Personalized Gut Mucosal Colonization Resistance to Empiric Probiotics Is Associated with Unique Host and Microbiome Features.
Plain language summary
Evidence regarding the efficacy of probiotics in colonising the gut mucosa are sparse. The authors investigated whether probiotics colonise the gut mucosa in mice and humans, using both gut mucosa and stool samples. They found that, in both mice and humans, results from stool samples only partially correlate with colonisation of the gut mucosa as determined through gut mucosa samples. Whilst results were fairly uniform in mice, in humans a person-specific resistance to colonisation of the gut mucosa by probiotics was observed. Inter-person variation could be predicted by the composition of the pre-probiotic microbiome and host immune features.
Empiric probiotics are commonly consumed by healthy individuals as means of life quality improvement and disease prevention. However, evidence of probiotic gut mucosal colonization efficacy remains sparse and controversial. We metagenomically characterized the murine and human mucosal-associated gastrointestinal microbiome and found it to only partially correlate with stool microbiome.
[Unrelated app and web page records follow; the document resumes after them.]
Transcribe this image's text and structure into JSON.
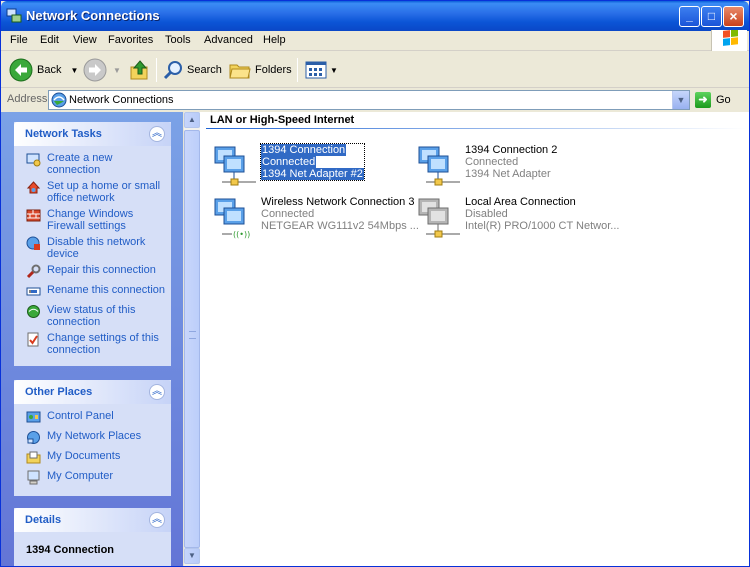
{
  "window": {
    "title": "Network Connections"
  },
  "menu": [
    "File",
    "Edit",
    "View",
    "Favorites",
    "Tools",
    "Advanced",
    "Help"
  ],
  "toolbar": {
    "back": "Back",
    "search": "Search",
    "folders": "Folders"
  },
  "address": {
    "label": "Address",
    "value": "Network Connections",
    "go": "Go"
  },
  "network_tasks": {
    "title": "Network Tasks",
    "items": [
      "Create a new connection",
      "Set up a home or small office network",
      "Change Windows Firewall settings",
      "Disable this network device",
      "Repair this connection",
      "Rename this connection",
      "View status of this connection",
      "Change settings of this connection"
    ]
  },
  "other_places": {
    "title": "Other Places",
    "items": [
      "Control Panel",
      "My Network Places",
      "My Documents",
      "My Computer"
    ]
  },
  "details": {
    "title": "Details",
    "selected_name": "1394 Connection"
  },
  "group": {
    "title": "LAN or High-Speed Internet"
  },
  "connections": [
    {
      "name": "1394 Connection",
      "status": "Connected",
      "device": "1394 Net Adapter #2"
    },
    {
      "name": "1394 Connection 2",
      "status": "Connected",
      "device": "1394 Net Adapter"
    },
    {
      "name": "Wireless Network Connection 3",
      "status": "Connected",
      "device": "NETGEAR WG111v2 54Mbps ..."
    },
    {
      "name": "Local Area Connection",
      "status": "Disabled",
      "device": "Intel(R) PRO/1000 CT Networ..."
    }
  ],
  "colors": {
    "title_bar": "#0a5fd8",
    "link": "#215dc6",
    "selection": "#316ac5"
  }
}
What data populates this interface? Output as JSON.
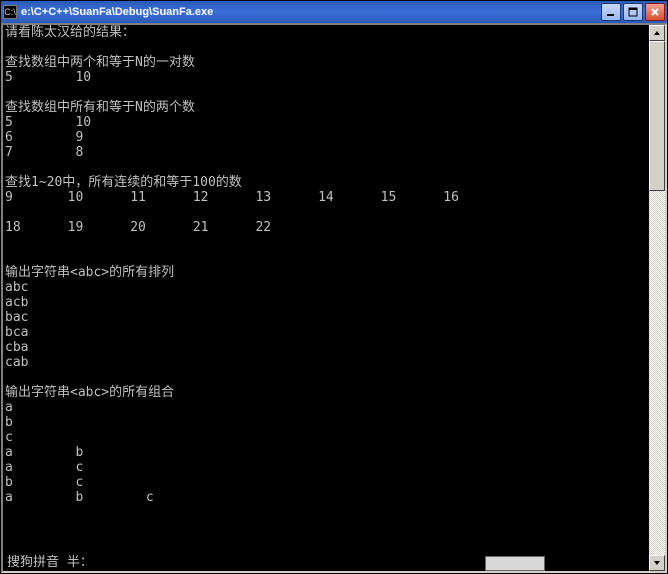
{
  "window": {
    "icon_label": "C:\\",
    "title_text": "e:\\C+C++\\SuanFa\\Debug\\SuanFa.exe"
  },
  "console_lines": [
    "请看陈太汉给的结果：",
    "",
    "查找数组中两个和等于N的一对数",
    "5        10",
    "",
    "查找数组中所有和等于N的两个数",
    "5        10",
    "6        9",
    "7        8",
    "",
    "查找1~20中，所有连续的和等于100的数",
    "9       10      11      12      13      14      15      16",
    "",
    "18      19      20      21      22",
    "",
    "",
    "输出字符串<abc>的所有排列",
    "abc",
    "acb",
    "bac",
    "bca",
    "cba",
    "cab",
    "",
    "输出字符串<abc>的所有组合",
    "a",
    "b",
    "c",
    "a        b",
    "a        c",
    "b        c",
    "a        b        c",
    ""
  ],
  "ime": {
    "label": "搜狗拼音  半："
  }
}
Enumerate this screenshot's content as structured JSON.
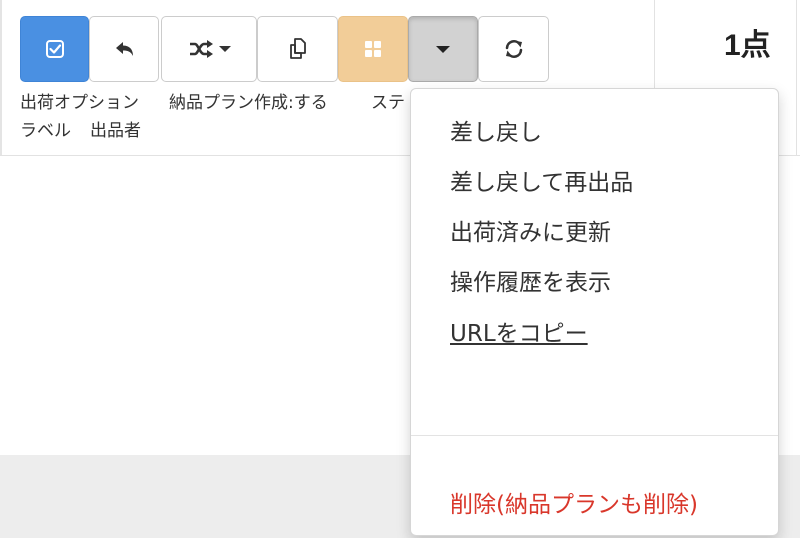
{
  "toolbar": {
    "buttons": [
      {
        "icon": "check-square-icon"
      },
      {
        "icon": "undo-icon"
      },
      {
        "icon": "shuffle-icon"
      },
      {
        "icon": "copy-icon"
      },
      {
        "icon": "grid-icon"
      },
      {
        "icon": "caret-down-icon"
      },
      {
        "icon": "refresh-icon"
      }
    ],
    "count": "1点"
  },
  "labels": {
    "shipping_option": "出荷オプション",
    "plan_creation": "納品プラン作成:する",
    "status": "ステ",
    "label": "ラベル",
    "seller": "出品者"
  },
  "dropdown": {
    "items": [
      {
        "label": "差し戻し"
      },
      {
        "label": "差し戻して再出品"
      },
      {
        "label": "出荷済みに更新"
      },
      {
        "label": "操作履歴を表示"
      },
      {
        "label": "URLをコピー"
      }
    ],
    "danger_item": {
      "label": "削除(納品プランも削除)"
    }
  },
  "colors": {
    "primary_button": "#4a90e2",
    "warning_button": "#f2cd98",
    "active_button": "#d2d2d2",
    "danger_text": "#d9372b"
  }
}
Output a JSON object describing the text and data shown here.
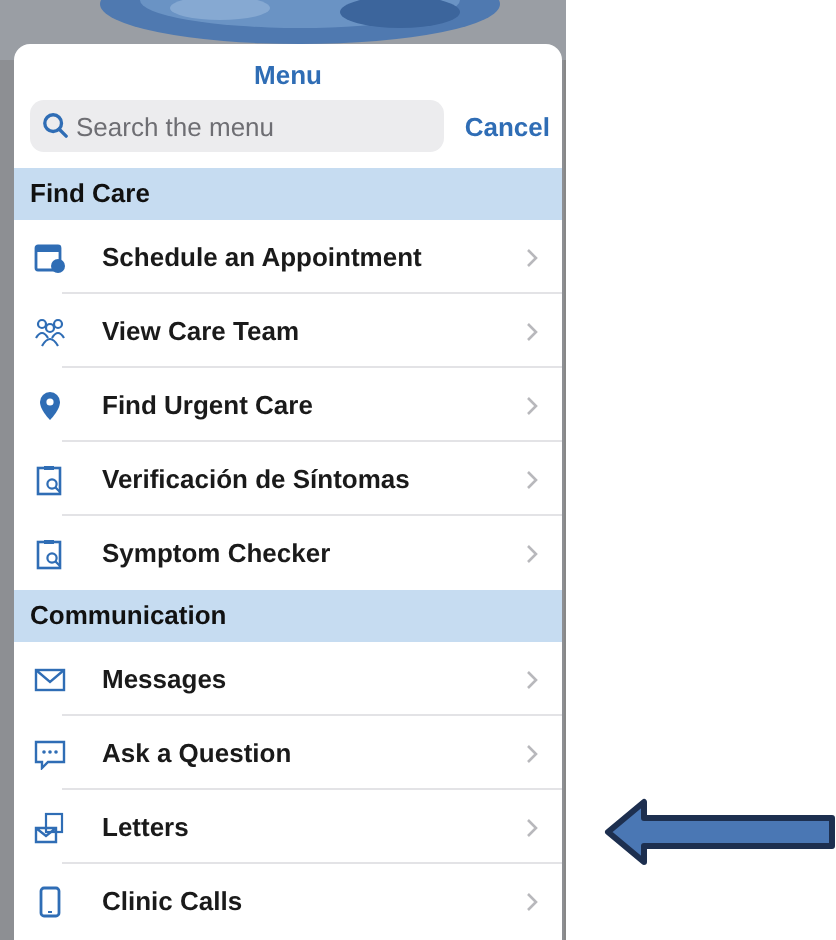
{
  "menu": {
    "title": "Menu",
    "search": {
      "placeholder": "Search the menu"
    },
    "cancel": "Cancel",
    "sections": [
      {
        "header": "Find Care",
        "items": [
          {
            "label": "Schedule an Appointment",
            "kind": "calendar"
          },
          {
            "label": "View Care Team",
            "kind": "team"
          },
          {
            "label": "Find Urgent Care",
            "kind": "pin"
          },
          {
            "label": "Verificación de Síntomas",
            "kind": "checker"
          },
          {
            "label": "Symptom Checker",
            "kind": "checker"
          }
        ]
      },
      {
        "header": "Communication",
        "items": [
          {
            "label": "Messages",
            "kind": "mail"
          },
          {
            "label": "Ask a Question",
            "kind": "chat"
          },
          {
            "label": "Letters",
            "kind": "letter"
          },
          {
            "label": "Clinic Calls",
            "kind": "phone"
          }
        ]
      }
    ]
  }
}
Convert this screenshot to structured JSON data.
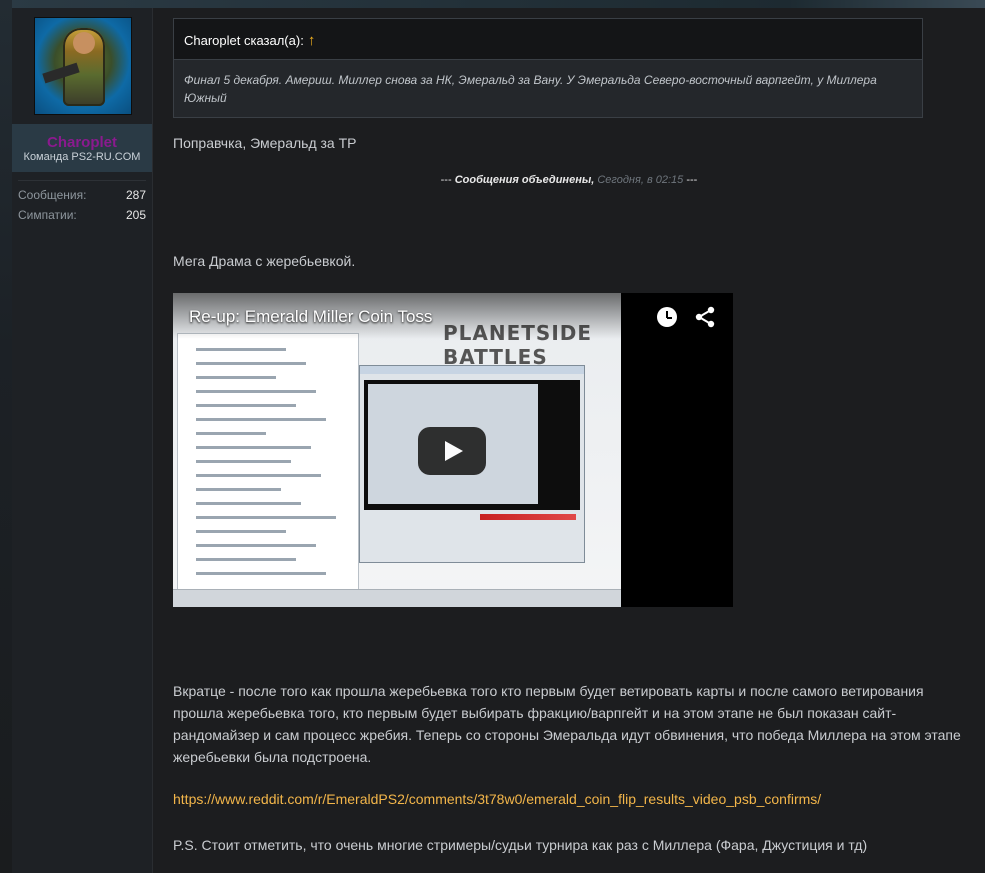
{
  "sidebar": {
    "username": "Charoplet",
    "user_title": "Команда PS2-RU.COM",
    "stats": [
      {
        "label": "Сообщения:",
        "value": "287"
      },
      {
        "label": "Симпатии:",
        "value": "205"
      }
    ]
  },
  "quote": {
    "author": "Charoplet сказал(а):",
    "arrow": "↑",
    "body": "Финал 5 декабря. Америш. Миллер снова за НК, Эмеральд за Вану. У Эмеральда Северо-восточный варпгейт, у Миллера Южный"
  },
  "post": {
    "line1": "Поправчка, Эмеральд за ТР",
    "merged_label": "Сообщения объединены,",
    "merged_time": "Сегодня, в 02:15",
    "merged_dashes_left": "---",
    "merged_dashes_right": "---",
    "line2": "Мега Драма с жеребьевкой.",
    "paragraph": "Вкратце - после того как прошла жеребьевка того кто первым будет ветировать карты и после самого ветирования прошла жеребьевка того, кто первым будет выбирать фракцию/варпгейт и на этом этапе не был показан сайт-рандомайзер и сам процесс жребия. Теперь со стороны Эмеральда идут обвинения, что победа Миллера на этом этапе жеребьевки была подстроена.",
    "link": "https://www.reddit.com/r/EmeraldPS2/comments/3t78w0/emerald_coin_flip_results_video_psb_confirms/",
    "ps": "P.S. Стоит отметить, что очень многие стримеры/судьи турнира как раз с Миллера (Фара, Джустиция и тд)"
  },
  "video": {
    "title": "Re-up: Emerald Miller Coin Toss",
    "logo_text": "PLANETSIDE BATTLES",
    "icons": [
      "clock-icon",
      "share-icon",
      "play-icon"
    ]
  },
  "colors": {
    "username": "#8a1a8e",
    "link": "#f3b64a",
    "quote_arrow": "#f2b01e"
  }
}
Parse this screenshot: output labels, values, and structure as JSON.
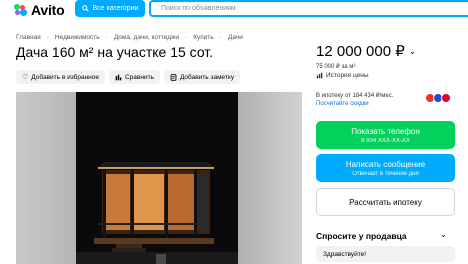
{
  "header": {
    "logo_text": "Avito",
    "categories_label": "Все категории",
    "search_placeholder": "Поиск по объявлениям"
  },
  "breadcrumbs": [
    "Главная",
    "Недвижимость",
    "Дома, дачи, коттеджи",
    "Купить",
    "Дачи"
  ],
  "listing": {
    "title": "Дача 160 м² на участке 15 сот.",
    "price": "12 000 000 ₽",
    "price_per_m": "75 000 ₽ за м²",
    "price_history": "История цены"
  },
  "actions": {
    "favorite": "Добавить в избранное",
    "compare": "Сравнить",
    "note": "Добавить заметку"
  },
  "mortgage": {
    "text": "В ипотеку от 184 434 ₽/мес.",
    "link": "Посчитайте скидки"
  },
  "contact": {
    "phone_label": "Показать телефон",
    "phone_number": "8 934 XXX-XX-XX",
    "message_label": "Написать сообщение",
    "message_sub": "Отвечает в течение дня",
    "mortgage_calc": "Рассчитать ипотеку",
    "ask_seller": "Спросите у продавца",
    "greeting": "Здравствуйте!"
  },
  "colors": {
    "accent": "#00AAFF",
    "phone_green": "#02D15C",
    "link": "#0A74D1"
  }
}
A sequential invasive multi-omics measurement at baseline and during consumption of an 11-strain probiotic combination or placebo demonstrated that probiotics remain viable upon gastrointestinal passage. In colonized, but not germ-free mice, probiotics encountered a marked mucosal colonization resistance. In contrast, humans featured person-, region- and strain-specific mucosal colonization patterns, hallmarked by predictive baseline host and microbiome features, but indistinguishable by probiotics presence in stool. Consequently, probiotics induced a transient, individualized impact on mucosal community structure and gut transcriptome. Collectively, empiric probiotics supplementation may be limited in universally and persistently impacting the gut mucosa, meriting development of new personalized probiotic approaches.